== Exercise data ==

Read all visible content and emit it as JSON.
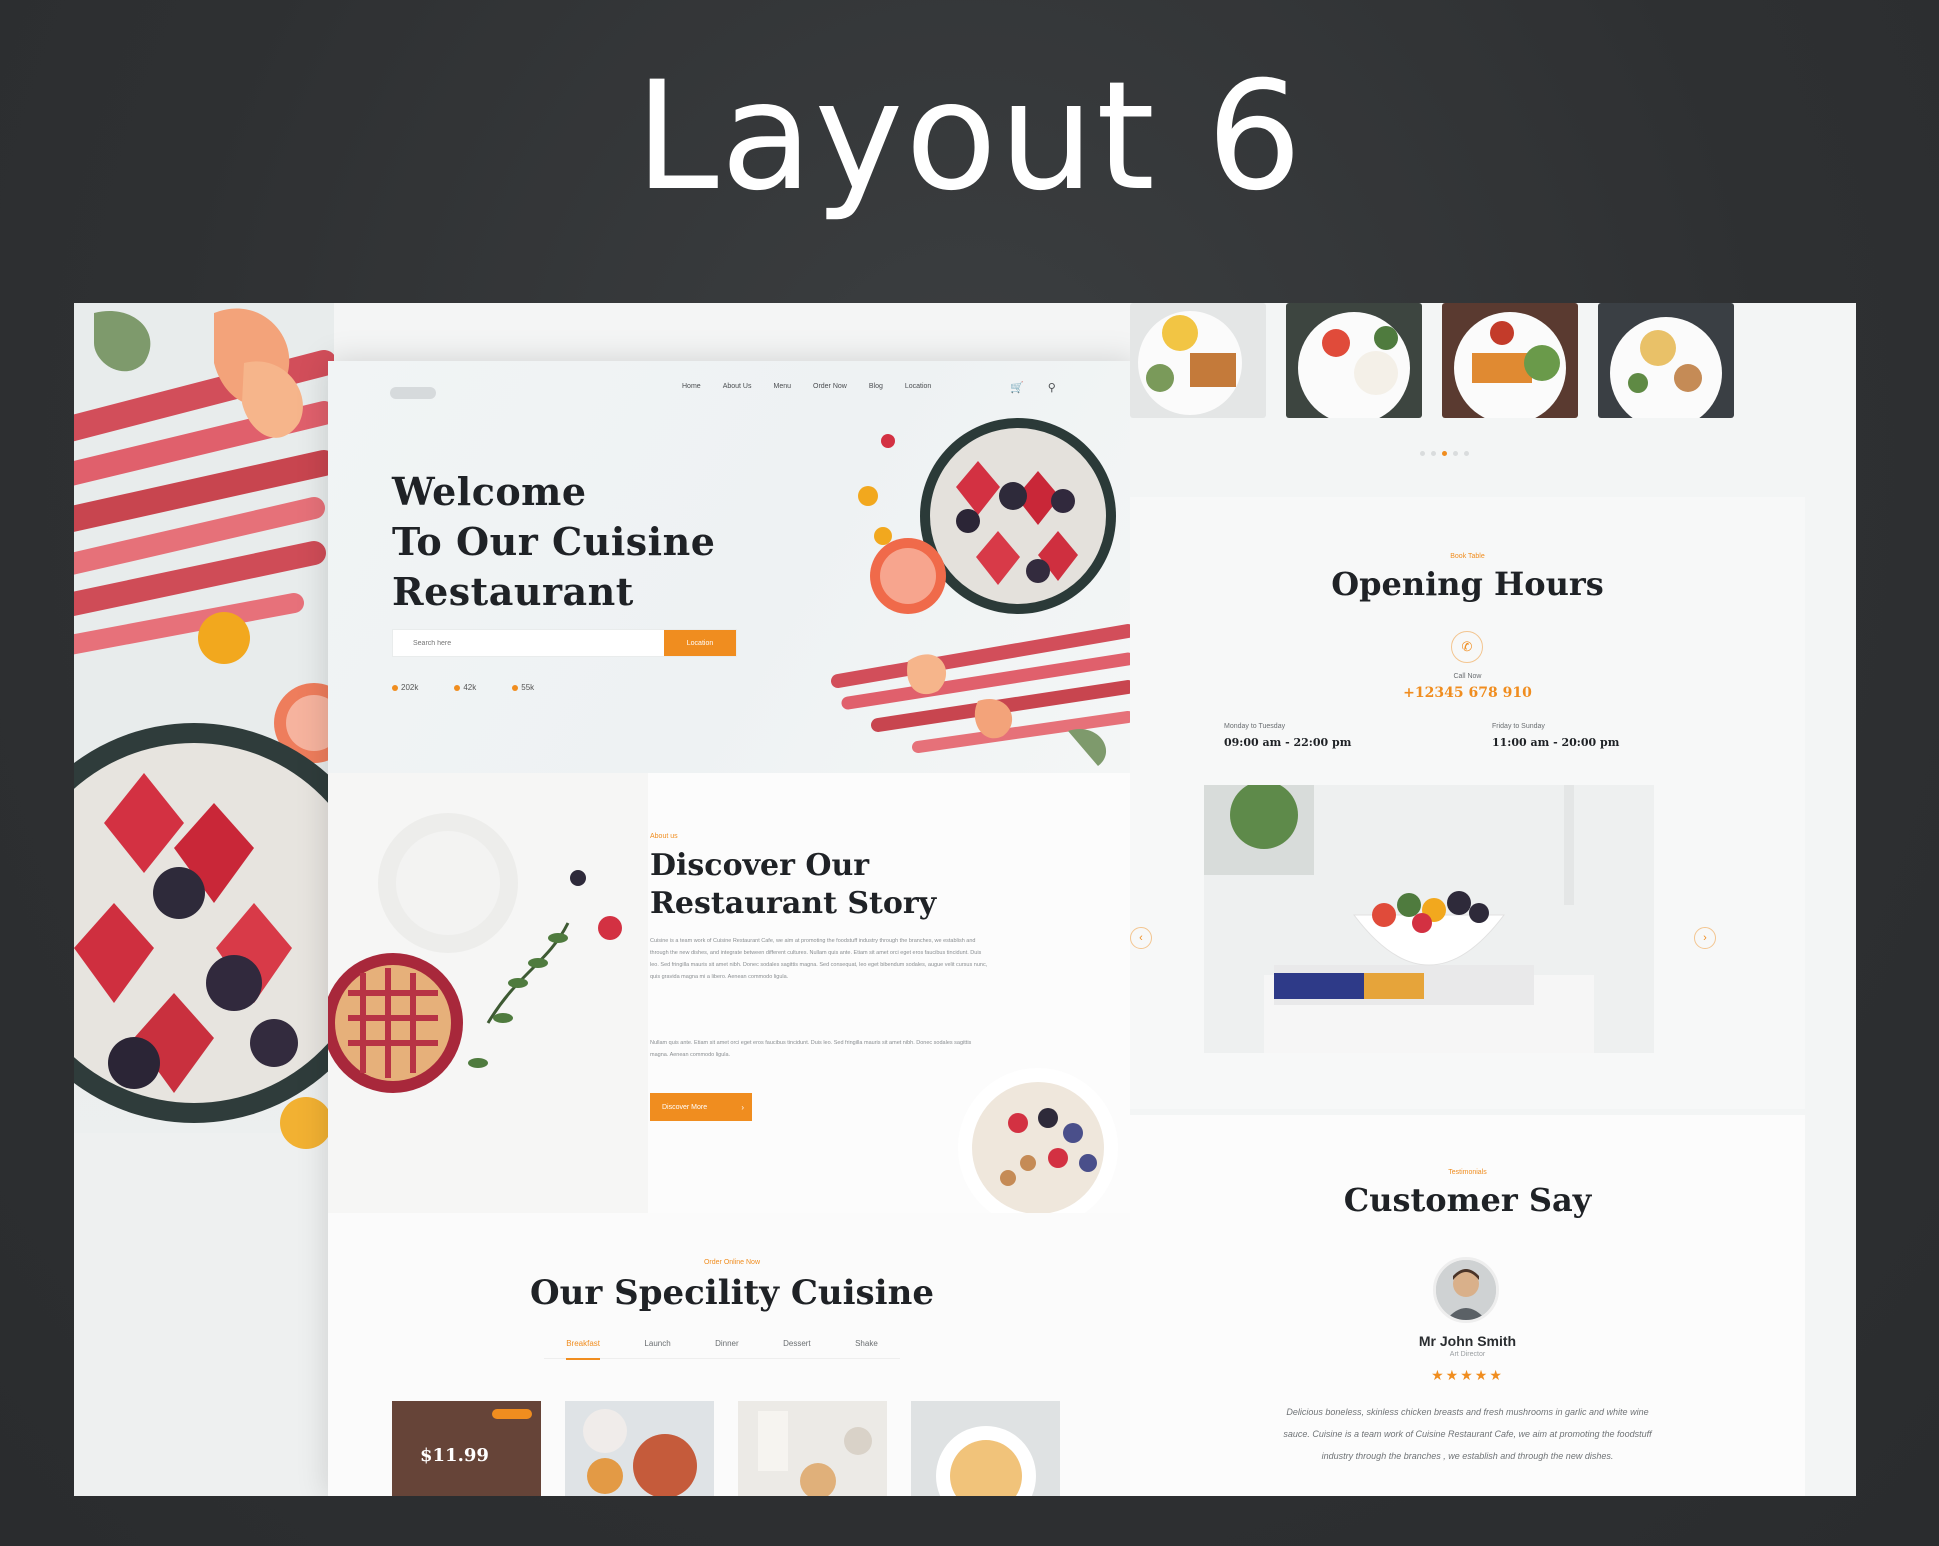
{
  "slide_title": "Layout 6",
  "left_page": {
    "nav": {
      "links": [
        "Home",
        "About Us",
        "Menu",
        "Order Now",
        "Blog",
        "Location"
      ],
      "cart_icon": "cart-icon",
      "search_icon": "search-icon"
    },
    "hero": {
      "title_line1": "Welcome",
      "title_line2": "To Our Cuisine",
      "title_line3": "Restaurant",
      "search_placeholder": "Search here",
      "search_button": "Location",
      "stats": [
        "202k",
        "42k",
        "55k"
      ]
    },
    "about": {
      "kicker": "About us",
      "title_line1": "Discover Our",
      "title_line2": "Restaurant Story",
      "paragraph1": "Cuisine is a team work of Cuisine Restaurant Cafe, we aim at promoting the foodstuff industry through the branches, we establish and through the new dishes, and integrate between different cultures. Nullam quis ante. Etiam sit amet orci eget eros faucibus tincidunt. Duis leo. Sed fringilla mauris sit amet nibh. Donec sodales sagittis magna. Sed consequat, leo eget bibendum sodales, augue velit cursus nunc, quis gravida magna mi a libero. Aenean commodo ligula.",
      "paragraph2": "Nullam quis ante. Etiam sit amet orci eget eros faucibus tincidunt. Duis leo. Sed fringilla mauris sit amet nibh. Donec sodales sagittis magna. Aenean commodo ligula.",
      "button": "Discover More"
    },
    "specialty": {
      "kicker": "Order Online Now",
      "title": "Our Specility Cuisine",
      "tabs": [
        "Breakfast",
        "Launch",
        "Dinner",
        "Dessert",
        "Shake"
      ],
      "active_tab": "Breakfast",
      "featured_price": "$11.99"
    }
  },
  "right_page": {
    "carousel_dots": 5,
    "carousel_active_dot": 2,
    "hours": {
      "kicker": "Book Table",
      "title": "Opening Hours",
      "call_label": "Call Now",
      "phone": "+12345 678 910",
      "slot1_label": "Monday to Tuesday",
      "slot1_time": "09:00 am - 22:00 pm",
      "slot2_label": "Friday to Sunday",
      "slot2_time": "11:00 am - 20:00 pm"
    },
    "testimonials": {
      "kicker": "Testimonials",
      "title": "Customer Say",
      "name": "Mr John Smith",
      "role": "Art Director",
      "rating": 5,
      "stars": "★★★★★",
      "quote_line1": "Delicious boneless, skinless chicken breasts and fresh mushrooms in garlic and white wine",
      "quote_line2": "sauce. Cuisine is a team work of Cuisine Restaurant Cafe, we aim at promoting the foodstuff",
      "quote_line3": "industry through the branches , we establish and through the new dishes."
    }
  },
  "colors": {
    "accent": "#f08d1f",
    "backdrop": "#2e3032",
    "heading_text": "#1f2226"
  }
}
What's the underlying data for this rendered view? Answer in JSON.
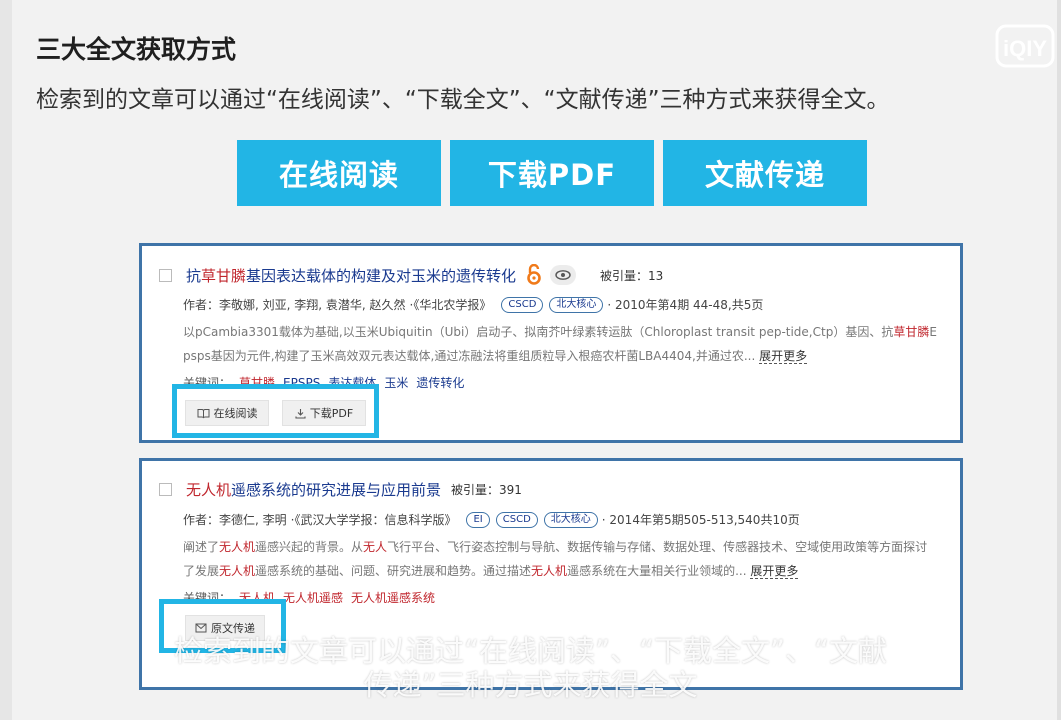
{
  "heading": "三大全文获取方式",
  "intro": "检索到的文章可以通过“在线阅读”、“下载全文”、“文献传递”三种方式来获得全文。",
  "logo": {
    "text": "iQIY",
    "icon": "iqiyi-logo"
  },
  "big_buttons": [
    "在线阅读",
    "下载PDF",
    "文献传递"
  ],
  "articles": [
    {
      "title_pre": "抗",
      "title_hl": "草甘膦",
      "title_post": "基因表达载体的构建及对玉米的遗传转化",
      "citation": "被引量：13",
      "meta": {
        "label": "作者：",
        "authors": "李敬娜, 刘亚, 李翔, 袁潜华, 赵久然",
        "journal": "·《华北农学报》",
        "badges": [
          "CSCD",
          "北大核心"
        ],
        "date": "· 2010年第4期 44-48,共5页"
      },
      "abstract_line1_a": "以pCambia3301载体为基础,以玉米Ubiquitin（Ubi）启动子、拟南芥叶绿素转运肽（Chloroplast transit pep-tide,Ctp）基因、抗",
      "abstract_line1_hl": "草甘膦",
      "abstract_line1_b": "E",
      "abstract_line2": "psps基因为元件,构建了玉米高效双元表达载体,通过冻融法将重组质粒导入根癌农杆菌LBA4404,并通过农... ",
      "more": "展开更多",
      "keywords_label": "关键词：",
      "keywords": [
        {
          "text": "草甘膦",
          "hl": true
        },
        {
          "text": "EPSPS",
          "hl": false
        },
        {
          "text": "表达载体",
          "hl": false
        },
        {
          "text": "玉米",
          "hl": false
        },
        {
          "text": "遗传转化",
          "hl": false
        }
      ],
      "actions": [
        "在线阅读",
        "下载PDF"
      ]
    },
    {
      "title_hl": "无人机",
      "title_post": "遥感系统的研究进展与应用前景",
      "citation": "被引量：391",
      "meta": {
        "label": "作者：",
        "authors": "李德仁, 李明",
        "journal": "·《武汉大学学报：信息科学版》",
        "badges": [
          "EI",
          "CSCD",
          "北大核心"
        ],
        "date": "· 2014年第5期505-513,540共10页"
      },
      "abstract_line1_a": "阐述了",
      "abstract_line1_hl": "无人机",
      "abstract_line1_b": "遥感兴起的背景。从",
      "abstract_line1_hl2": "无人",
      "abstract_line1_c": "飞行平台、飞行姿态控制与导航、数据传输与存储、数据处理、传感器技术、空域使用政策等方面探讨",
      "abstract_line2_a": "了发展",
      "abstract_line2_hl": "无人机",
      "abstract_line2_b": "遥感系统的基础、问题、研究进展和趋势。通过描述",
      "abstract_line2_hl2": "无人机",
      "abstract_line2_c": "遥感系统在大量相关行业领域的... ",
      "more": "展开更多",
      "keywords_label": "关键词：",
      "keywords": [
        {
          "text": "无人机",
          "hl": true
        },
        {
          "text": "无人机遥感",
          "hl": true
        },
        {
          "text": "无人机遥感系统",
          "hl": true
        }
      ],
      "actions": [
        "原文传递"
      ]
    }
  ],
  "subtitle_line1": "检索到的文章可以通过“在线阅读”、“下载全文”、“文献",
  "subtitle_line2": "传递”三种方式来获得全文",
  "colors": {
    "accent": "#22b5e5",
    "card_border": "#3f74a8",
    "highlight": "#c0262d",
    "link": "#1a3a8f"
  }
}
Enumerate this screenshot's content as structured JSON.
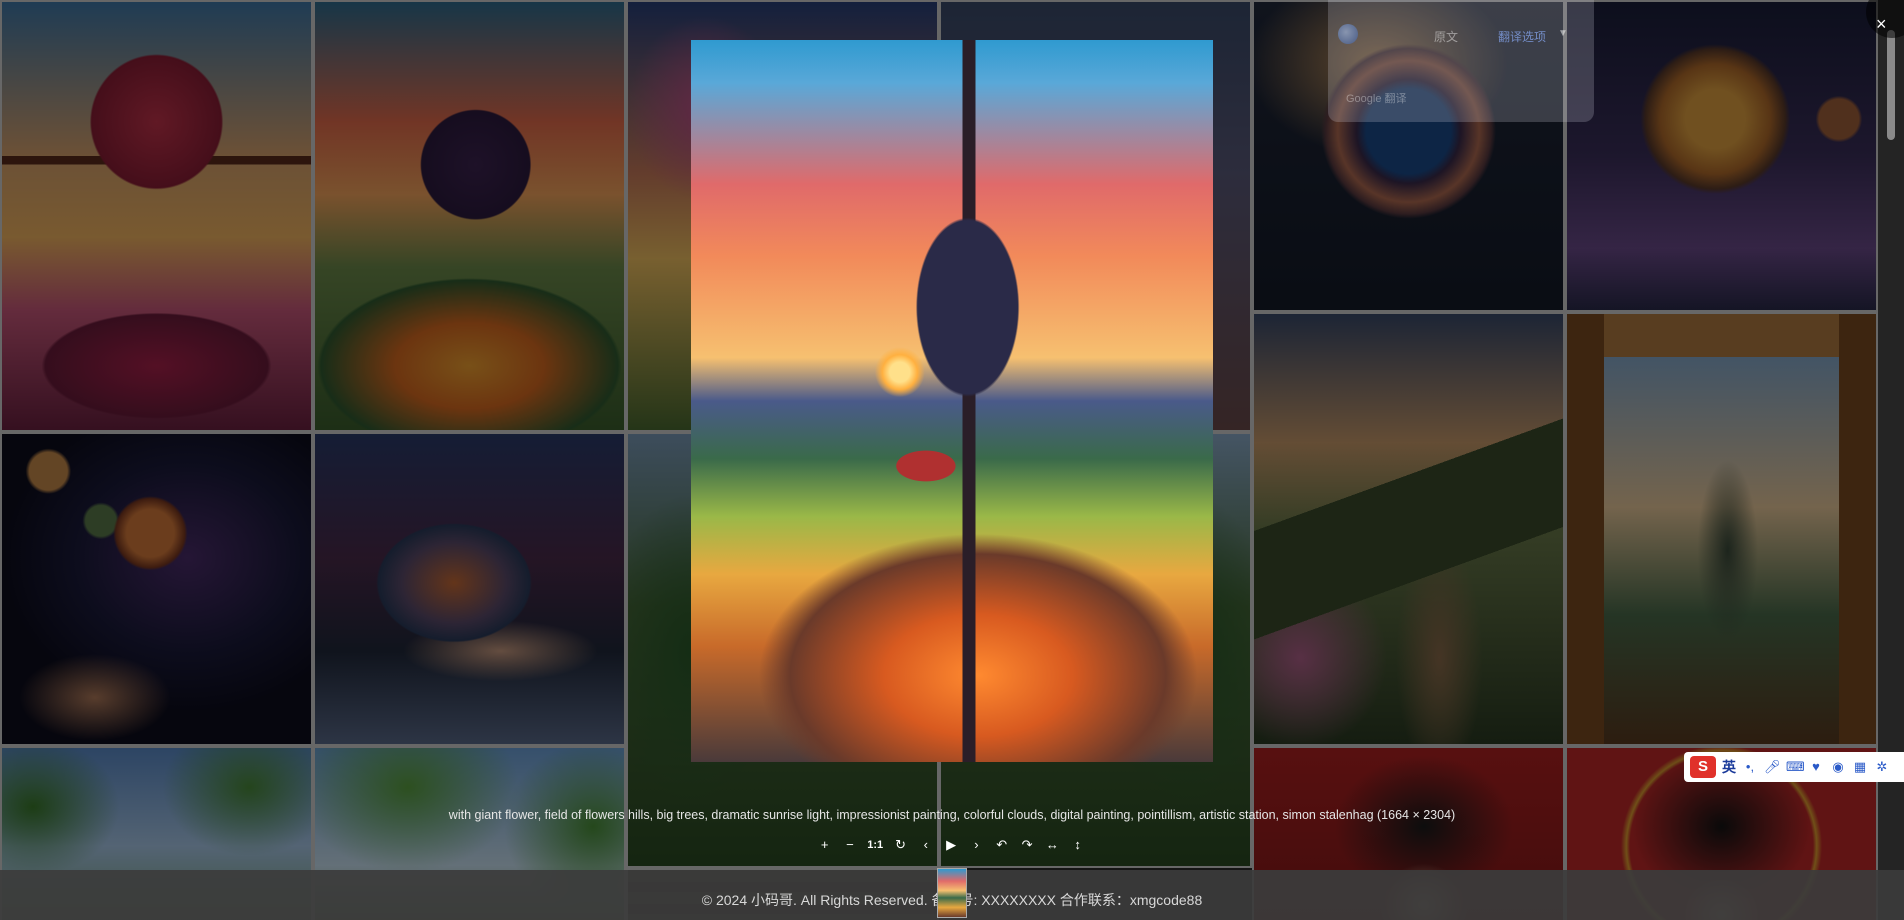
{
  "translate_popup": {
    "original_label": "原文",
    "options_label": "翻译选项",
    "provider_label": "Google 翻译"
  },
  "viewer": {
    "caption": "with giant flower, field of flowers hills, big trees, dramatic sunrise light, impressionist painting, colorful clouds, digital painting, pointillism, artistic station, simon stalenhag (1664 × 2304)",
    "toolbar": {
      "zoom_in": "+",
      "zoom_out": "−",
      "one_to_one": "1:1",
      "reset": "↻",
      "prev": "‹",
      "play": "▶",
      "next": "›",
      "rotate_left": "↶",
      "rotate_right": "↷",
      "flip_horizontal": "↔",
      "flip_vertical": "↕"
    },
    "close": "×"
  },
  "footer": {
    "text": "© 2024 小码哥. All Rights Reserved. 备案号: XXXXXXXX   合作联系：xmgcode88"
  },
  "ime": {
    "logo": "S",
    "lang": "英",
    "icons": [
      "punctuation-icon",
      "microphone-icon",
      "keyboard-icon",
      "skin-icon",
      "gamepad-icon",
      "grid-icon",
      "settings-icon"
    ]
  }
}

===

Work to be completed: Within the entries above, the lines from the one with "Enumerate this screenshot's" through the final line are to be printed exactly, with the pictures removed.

Output for this task:
Enumerate this screenshot's content as structured JSON.
{
  "translate_popup": {
    "original_label": "原文",
    "options_label": "翻译选项",
    "provider_label": "Google 翻译"
  },
  "viewer": {
    "caption": "with giant flower, field of flowers hills, big trees, dramatic sunrise light, impressionist painting, colorful clouds, digital painting, pointillism, artistic station, simon stalenhag (1664 × 2304)",
    "toolbar": {
      "zoom_in": "+",
      "zoom_out": "−",
      "one_to_one": "1:1",
      "reset": "↻",
      "prev": "‹",
      "play": "▶",
      "next": "›",
      "rotate_left": "↶",
      "rotate_right": "↷",
      "flip_horizontal": "↔",
      "flip_vertical": "↕"
    },
    "close": "×"
  },
  "footer": {
    "text": "© 2024 小码哥. All Rights Reserved. 备案号: XXXXXXXX   合作联系：xmgcode88"
  },
  "ime": {
    "logo": "S",
    "lang": "英",
    "icons": [
      "punctuation-icon",
      "microphone-icon",
      "keyboard-icon",
      "skin-icon",
      "gamepad-icon",
      "grid-icon",
      "settings-icon"
    ]
  }
}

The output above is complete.